Cue the Regulators
Lawmakers in Washington and Brussels have reacted with uncharacteristic speed and alarm to the news of Libra’s announcement.
Rep. Maxine Waters’ (D-Calif.), the Chair of the House Financial Services Committee, dispensed urgent requests that Facebook cease work on Libra until after hearings are held. European lawmakers made similar appeals( FT paywall). In a statement, Waters said:
With the announcement that it plans to create a cryptocurrency, Facebook is continuing its unchecked expansion and extending its reach into the lives of its users. The cryptocurrency market currently lacks a clear regulatory framework to provide strong protections for investors, consumers, and the economy. Regulators should see this as a wake-up call to get serious about the privacy and national security concerns, cybersecurity risks, and trading risks that are posed by cryptocurrencies.
Waters went on to say:
Given the company’s troubled past, I am requesting that Facebook agree to a moratorium on any movement forward on developing a cryptocurrency until Congress and regulators have the opportunity to examine these issues and take action. Facebook executives should also come before the Committee to provide testimony on these issues.
The Zuckerberg problem
Given the public uproar about Facebook’s privacy policies and the many serious lapses in handling its users’ data, this seems like a strange time for the company to be launching a new enterprise that depends largely on trust for its success. Within the tech industry, Zuckerberg is widely seen as stubborn, sneaky, and slow to react to crises. That is not a good reputation on which to enter the banking business.
The company’s declining reputation (and a loss of faith in its leadership) means that regulators are likely to take a long hard look at Libra before allowing it to go forward. The road forward is by no means assured.
One among many rude, but necessary, questions for the U.S., for example, is will the Federal Reserve really allow a very large quasi-currency ecosystem managed by a Facebook surrogate which it cannot influence through its traditional tools for managing the monetary system?

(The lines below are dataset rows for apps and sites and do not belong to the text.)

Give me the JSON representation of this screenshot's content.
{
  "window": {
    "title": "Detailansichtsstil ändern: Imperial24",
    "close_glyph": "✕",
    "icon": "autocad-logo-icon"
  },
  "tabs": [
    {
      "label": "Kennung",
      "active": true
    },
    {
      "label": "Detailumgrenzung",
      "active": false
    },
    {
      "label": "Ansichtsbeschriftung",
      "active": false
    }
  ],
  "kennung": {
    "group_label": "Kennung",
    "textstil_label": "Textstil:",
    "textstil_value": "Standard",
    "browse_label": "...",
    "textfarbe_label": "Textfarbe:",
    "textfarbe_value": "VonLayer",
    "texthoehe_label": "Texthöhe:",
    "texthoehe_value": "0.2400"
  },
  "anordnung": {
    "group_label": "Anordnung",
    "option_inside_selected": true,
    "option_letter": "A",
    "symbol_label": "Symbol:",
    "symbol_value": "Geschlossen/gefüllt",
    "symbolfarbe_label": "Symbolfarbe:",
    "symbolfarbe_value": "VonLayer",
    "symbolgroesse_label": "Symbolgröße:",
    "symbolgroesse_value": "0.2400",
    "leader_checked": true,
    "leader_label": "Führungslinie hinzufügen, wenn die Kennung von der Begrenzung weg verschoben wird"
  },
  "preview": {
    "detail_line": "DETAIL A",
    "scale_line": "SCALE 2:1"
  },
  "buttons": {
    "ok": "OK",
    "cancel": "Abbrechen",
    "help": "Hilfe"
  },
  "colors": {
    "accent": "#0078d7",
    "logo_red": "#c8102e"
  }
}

Most of the problems noted here would disappear if Libra were a real cryptocurrency operating through a decentralized, public, permissionless network. Independence from much government oversight is a strong appeal of Bitcoin and Ethereum. They can’t regulate you if they can’t find you.
David Marcus says eventually he wants Libra to be a fully decentralized network that allows anyone to validate transactions, similar to Bitcoin and Ethereum. The Libra plan, he says, is to transition to a more technically complicated mechanism for reaching agreements between the network’s nodes — a consensus mechanism called “proof of stake.”
Ethereum’s developers have been struggling for years to figure out a solution to this problem with no demonstrable success. Marcus acknowledges it won’t be easy and says getting to the final form will be a lengthy group effort:
We have much work to do with all of you to get the prototype we’re unveiling today to production. What we are presenting is only the beginning, and there is a lot to improve. We wanted to share early and work with you, rather than wait for perfection.
Given the regulatory, technical and PR challenges that lie ahead, that is surely an understatement.
But then perhaps this will all come to nothing. In one of his weekly email newsletters, Azeem Azhar, who has a longstanding interest in cryptocurrencies said this looks like a 'rushed job' warning:
Libra has the trappings of endeavour that have earnt their stripes and are scaling fast. Yet it is still at the white paper phase. This normally doesn’t bode well. Just ask the 200 IT, consumer electronics, music firms, record labels and authors who backed the Secure Digital Music Initiative which ended with a whimper before its third birthday in the summer of 2001. Camels are horses designed by committee. Will the output of the Libra committee be equine or camelid?
We shall see.